(Records for this task)

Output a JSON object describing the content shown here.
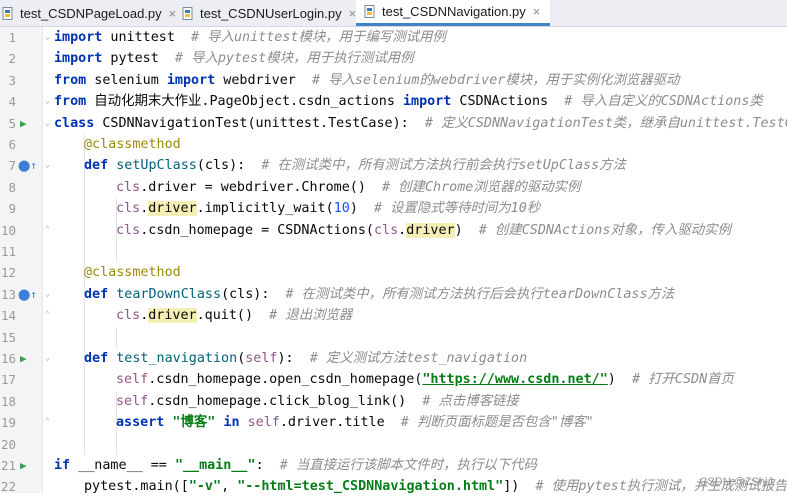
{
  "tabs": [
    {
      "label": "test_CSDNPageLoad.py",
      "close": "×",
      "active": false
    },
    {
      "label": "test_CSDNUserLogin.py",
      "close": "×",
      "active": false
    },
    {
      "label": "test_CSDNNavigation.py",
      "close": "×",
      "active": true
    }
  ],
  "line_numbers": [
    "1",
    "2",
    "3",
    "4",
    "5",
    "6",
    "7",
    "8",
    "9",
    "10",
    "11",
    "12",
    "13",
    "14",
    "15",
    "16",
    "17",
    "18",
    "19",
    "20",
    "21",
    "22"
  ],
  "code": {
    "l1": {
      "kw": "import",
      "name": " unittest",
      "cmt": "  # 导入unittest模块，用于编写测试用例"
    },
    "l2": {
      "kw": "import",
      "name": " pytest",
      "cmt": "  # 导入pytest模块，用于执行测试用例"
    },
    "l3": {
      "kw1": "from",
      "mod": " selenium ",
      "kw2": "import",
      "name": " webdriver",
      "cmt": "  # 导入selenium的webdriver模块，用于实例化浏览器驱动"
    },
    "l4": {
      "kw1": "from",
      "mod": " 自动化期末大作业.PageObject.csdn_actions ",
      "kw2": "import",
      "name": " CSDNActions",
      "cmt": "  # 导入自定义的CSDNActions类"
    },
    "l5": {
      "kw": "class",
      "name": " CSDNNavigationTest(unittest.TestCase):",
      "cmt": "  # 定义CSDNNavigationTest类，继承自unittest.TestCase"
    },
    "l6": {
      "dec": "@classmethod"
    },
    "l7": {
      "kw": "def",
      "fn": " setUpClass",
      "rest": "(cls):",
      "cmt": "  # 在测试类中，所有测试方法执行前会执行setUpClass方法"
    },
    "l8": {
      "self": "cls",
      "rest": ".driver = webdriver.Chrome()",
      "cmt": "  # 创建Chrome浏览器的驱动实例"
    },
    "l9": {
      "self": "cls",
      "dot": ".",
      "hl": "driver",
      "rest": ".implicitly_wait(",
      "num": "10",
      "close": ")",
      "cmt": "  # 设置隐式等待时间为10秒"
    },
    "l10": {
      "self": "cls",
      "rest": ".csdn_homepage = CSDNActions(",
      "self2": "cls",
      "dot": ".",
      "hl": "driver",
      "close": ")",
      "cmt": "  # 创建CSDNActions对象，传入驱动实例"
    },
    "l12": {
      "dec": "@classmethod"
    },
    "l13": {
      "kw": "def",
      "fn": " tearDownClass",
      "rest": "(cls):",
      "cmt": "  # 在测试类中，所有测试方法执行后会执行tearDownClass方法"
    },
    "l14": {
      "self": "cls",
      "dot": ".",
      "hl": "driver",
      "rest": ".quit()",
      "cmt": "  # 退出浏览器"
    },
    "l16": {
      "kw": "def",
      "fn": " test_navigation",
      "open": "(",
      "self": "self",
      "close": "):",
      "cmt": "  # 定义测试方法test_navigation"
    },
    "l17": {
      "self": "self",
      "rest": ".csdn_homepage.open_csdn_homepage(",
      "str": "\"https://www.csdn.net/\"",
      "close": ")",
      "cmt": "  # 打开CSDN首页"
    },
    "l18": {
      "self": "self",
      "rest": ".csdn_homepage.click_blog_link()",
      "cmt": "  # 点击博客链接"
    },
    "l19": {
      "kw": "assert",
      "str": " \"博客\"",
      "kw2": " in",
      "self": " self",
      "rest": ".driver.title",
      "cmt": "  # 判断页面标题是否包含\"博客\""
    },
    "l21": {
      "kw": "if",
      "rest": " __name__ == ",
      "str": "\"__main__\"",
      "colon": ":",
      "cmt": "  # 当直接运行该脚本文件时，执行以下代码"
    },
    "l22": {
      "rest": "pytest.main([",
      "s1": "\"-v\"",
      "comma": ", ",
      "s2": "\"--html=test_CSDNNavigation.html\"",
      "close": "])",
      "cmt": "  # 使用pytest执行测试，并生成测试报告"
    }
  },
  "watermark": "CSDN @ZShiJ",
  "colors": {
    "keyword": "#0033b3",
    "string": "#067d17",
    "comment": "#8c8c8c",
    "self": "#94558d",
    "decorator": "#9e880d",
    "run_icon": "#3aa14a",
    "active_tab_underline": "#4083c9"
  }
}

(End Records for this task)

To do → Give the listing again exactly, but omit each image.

Answer below →
Output a JSON object describing the content shown here.
{
  "tabs": [
    {
      "label": "test_CSDNPageLoad.py",
      "close": "×",
      "active": false
    },
    {
      "label": "test_CSDNUserLogin.py",
      "close": "×",
      "active": false
    },
    {
      "label": "test_CSDNNavigation.py",
      "close": "×",
      "active": true
    }
  ],
  "line_numbers": [
    "1",
    "2",
    "3",
    "4",
    "5",
    "6",
    "7",
    "8",
    "9",
    "10",
    "11",
    "12",
    "13",
    "14",
    "15",
    "16",
    "17",
    "18",
    "19",
    "20",
    "21",
    "22"
  ],
  "code": {
    "l1": {
      "kw": "import",
      "name": " unittest",
      "cmt": "  # 导入unittest模块，用于编写测试用例"
    },
    "l2": {
      "kw": "import",
      "name": " pytest",
      "cmt": "  # 导入pytest模块，用于执行测试用例"
    },
    "l3": {
      "kw1": "from",
      "mod": " selenium ",
      "kw2": "import",
      "name": " webdriver",
      "cmt": "  # 导入selenium的webdriver模块，用于实例化浏览器驱动"
    },
    "l4": {
      "kw1": "from",
      "mod": " 自动化期末大作业.PageObject.csdn_actions ",
      "kw2": "import",
      "name": " CSDNActions",
      "cmt": "  # 导入自定义的CSDNActions类"
    },
    "l5": {
      "kw": "class",
      "name": " CSDNNavigationTest(unittest.TestCase):",
      "cmt": "  # 定义CSDNNavigationTest类，继承自unittest.TestCase"
    },
    "l6": {
      "dec": "@classmethod"
    },
    "l7": {
      "kw": "def",
      "fn": " setUpClass",
      "rest": "(cls):",
      "cmt": "  # 在测试类中，所有测试方法执行前会执行setUpClass方法"
    },
    "l8": {
      "self": "cls",
      "rest": ".driver = webdriver.Chrome()",
      "cmt": "  # 创建Chrome浏览器的驱动实例"
    },
    "l9": {
      "self": "cls",
      "dot": ".",
      "hl": "driver",
      "rest": ".implicitly_wait(",
      "num": "10",
      "close": ")",
      "cmt": "  # 设置隐式等待时间为10秒"
    },
    "l10": {
      "self": "cls",
      "rest": ".csdn_homepage = CSDNActions(",
      "self2": "cls",
      "dot": ".",
      "hl": "driver",
      "close": ")",
      "cmt": "  # 创建CSDNActions对象，传入驱动实例"
    },
    "l12": {
      "dec": "@classmethod"
    },
    "l13": {
      "kw": "def",
      "fn": " tearDownClass",
      "rest": "(cls):",
      "cmt": "  # 在测试类中，所有测试方法执行后会执行tearDownClass方法"
    },
    "l14": {
      "self": "cls",
      "dot": ".",
      "hl": "driver",
      "rest": ".quit()",
      "cmt": "  # 退出浏览器"
    },
    "l16": {
      "kw": "def",
      "fn": " test_navigation",
      "open": "(",
      "self": "self",
      "close": "):",
      "cmt": "  # 定义测试方法test_navigation"
    },
    "l17": {
      "self": "self",
      "rest": ".csdn_homepage.open_csdn_homepage(",
      "str": "\"https://www.csdn.net/\"",
      "close": ")",
      "cmt": "  # 打开CSDN首页"
    },
    "l18": {
      "self": "self",
      "rest": ".csdn_homepage.click_blog_link()",
      "cmt": "  # 点击博客链接"
    },
    "l19": {
      "kw": "assert",
      "str": " \"博客\"",
      "kw2": " in",
      "self": " self",
      "rest": ".driver.title",
      "cmt": "  # 判断页面标题是否包含\"博客\""
    },
    "l21": {
      "kw": "if",
      "rest": " __name__ == ",
      "str": "\"__main__\"",
      "colon": ":",
      "cmt": "  # 当直接运行该脚本文件时，执行以下代码"
    },
    "l22": {
      "rest": "pytest.main([",
      "s1": "\"-v\"",
      "comma": ", ",
      "s2": "\"--html=test_CSDNNavigation.html\"",
      "close": "])",
      "cmt": "  # 使用pytest执行测试，并生成测试报告"
    }
  },
  "watermark": "CSDN @ZShiJ",
  "colors": {
    "keyword": "#0033b3",
    "string": "#067d17",
    "comment": "#8c8c8c",
    "self": "#94558d",
    "decorator": "#9e880d",
    "run_icon": "#3aa14a",
    "active_tab_underline": "#4083c9"
  }
}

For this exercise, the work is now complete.